# [Data provided]
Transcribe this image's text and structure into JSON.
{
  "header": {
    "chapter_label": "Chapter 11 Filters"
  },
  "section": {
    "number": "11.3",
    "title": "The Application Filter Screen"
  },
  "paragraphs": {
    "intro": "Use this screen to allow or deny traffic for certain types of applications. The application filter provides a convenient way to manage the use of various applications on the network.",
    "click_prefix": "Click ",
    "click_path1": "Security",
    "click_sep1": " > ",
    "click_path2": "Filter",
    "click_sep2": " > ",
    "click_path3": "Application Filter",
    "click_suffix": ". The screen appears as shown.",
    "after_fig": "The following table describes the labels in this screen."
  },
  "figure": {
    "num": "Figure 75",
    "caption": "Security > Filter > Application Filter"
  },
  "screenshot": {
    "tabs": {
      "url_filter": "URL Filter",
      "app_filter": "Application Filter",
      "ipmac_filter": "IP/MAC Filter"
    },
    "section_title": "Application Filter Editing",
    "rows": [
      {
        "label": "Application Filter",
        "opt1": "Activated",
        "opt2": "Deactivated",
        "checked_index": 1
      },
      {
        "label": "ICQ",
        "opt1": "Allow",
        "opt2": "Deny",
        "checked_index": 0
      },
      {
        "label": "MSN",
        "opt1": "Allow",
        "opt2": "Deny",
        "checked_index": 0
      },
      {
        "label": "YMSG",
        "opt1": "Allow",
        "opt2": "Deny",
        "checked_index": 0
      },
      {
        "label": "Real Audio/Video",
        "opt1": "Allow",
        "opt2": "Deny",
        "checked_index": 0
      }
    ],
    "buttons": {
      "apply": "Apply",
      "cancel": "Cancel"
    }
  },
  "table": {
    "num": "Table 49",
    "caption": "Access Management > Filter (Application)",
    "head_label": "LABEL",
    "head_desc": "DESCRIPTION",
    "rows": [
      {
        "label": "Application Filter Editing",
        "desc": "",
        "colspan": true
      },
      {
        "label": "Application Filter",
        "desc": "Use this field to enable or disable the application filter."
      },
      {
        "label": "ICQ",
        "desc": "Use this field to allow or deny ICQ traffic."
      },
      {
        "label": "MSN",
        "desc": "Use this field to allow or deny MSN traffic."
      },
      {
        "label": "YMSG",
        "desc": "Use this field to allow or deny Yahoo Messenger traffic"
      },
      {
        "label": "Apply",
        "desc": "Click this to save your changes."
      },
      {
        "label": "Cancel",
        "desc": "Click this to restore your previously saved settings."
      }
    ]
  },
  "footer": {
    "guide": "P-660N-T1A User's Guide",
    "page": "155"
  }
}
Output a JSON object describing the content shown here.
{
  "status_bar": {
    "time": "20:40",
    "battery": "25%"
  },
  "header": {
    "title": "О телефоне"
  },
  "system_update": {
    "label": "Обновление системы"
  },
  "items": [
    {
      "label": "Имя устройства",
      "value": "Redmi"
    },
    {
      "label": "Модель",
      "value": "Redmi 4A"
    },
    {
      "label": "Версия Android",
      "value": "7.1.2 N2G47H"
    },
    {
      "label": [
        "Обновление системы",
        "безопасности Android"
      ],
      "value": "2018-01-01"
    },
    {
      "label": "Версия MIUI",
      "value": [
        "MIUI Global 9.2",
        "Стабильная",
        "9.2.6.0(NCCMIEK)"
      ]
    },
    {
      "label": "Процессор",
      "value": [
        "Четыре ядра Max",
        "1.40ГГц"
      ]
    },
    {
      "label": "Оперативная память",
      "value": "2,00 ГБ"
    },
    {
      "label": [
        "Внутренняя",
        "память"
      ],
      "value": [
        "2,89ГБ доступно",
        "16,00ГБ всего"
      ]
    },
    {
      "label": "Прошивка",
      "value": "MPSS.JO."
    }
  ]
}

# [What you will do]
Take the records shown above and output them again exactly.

# [Solution to this exercise]
Transcribe this image's text and structure into JSON.
{
  "header": {
    "chapter_label": "Chapter 11 Filters"
  },
  "section": {
    "number": "11.3",
    "title": "The Application Filter Screen"
  },
  "paragraphs": {
    "intro": "Use this screen to allow or deny traffic for certain types of applications. The application filter provides a convenient way to manage the use of various applications on the network.",
    "click_prefix": "Click ",
    "click_path1": "Security",
    "click_sep1": " > ",
    "click_path2": "Filter",
    "click_sep2": " > ",
    "click_path3": "Application Filter",
    "click_suffix": ". The screen appears as shown.",
    "after_fig": "The following table describes the labels in this screen."
  },
  "figure": {
    "num": "Figure 75",
    "caption": "Security > Filter > Application Filter"
  },
  "screenshot": {
    "tabs": {
      "url_filter": "URL Filter",
      "app_filter": "Application Filter",
      "ipmac_filter": "IP/MAC Filter"
    },
    "section_title": "Application Filter Editing",
    "rows": [
      {
        "label": "Application Filter",
        "opt1": "Activated",
        "opt2": "Deactivated",
        "checked_index": 1
      },
      {
        "label": "ICQ",
        "opt1": "Allow",
        "opt2": "Deny",
        "checked_index": 0
      },
      {
        "label": "MSN",
        "opt1": "Allow",
        "opt2": "Deny",
        "checked_index": 0
      },
      {
        "label": "YMSG",
        "opt1": "Allow",
        "opt2": "Deny",
        "checked_index": 0
      },
      {
        "label": "Real Audio/Video",
        "opt1": "Allow",
        "opt2": "Deny",
        "checked_index": 0
      }
    ],
    "buttons": {
      "apply": "Apply",
      "cancel": "Cancel"
    }
  },
  "table": {
    "num": "Table 49",
    "caption": "Access Management > Filter (Application)",
    "head_label": "LABEL",
    "head_desc": "DESCRIPTION",
    "rows": [
      {
        "label": "Application Filter Editing",
        "desc": "",
        "colspan": true
      },
      {
        "label": "Application Filter",
        "desc": "Use this field to enable or disable the application filter."
      },
      {
        "label": "ICQ",
        "desc": "Use this field to allow or deny ICQ traffic."
      },
      {
        "label": "MSN",
        "desc": "Use this field to allow or deny MSN traffic."
      },
      {
        "label": "YMSG",
        "desc": "Use this field to allow or deny Yahoo Messenger traffic"
      },
      {
        "label": "Apply",
        "desc": "Click this to save your changes."
      },
      {
        "label": "Cancel",
        "desc": "Click this to restore your previously saved settings."
      }
    ]
  },
  "footer": {
    "guide": "P-660N-T1A User's Guide",
    "page": "155"
  }
}
Output a JSON object describing the content shown here.
{
  "status_bar": {
    "time": "20:40",
    "battery": "25%"
  },
  "header": {
    "title": "О телефоне"
  },
  "system_update": {
    "label": "Обновление системы"
  },
  "items": [
    {
      "label": "Имя устройства",
      "value": "Redmi"
    },
    {
      "label": "Модель",
      "value": "Redmi 4A"
    },
    {
      "label": "Версия Android",
      "value": "7.1.2 N2G47H"
    },
    {
      "label": [
        "Обновление системы",
        "безопасности Android"
      ],
      "value": "2018-01-01"
    },
    {
      "label": "Версия MIUI",
      "value": [
        "MIUI Global 9.2",
        "Стабильная",
        "9.2.6.0(NCCMIEK)"
      ]
    },
    {
      "label": "Процессор",
      "value": [
        "Четыре ядра Max",
        "1.40ГГц"
      ]
    },
    {
      "label": "Оперативная память",
      "value": "2,00 ГБ"
    },
    {
      "label": [
        "Внутренняя",
        "память"
      ],
      "value": [
        "2,89ГБ доступно",
        "16,00ГБ всего"
      ]
    },
    {
      "label": "Прошивка",
      "value": "MPSS.JO."
    }
  ]
}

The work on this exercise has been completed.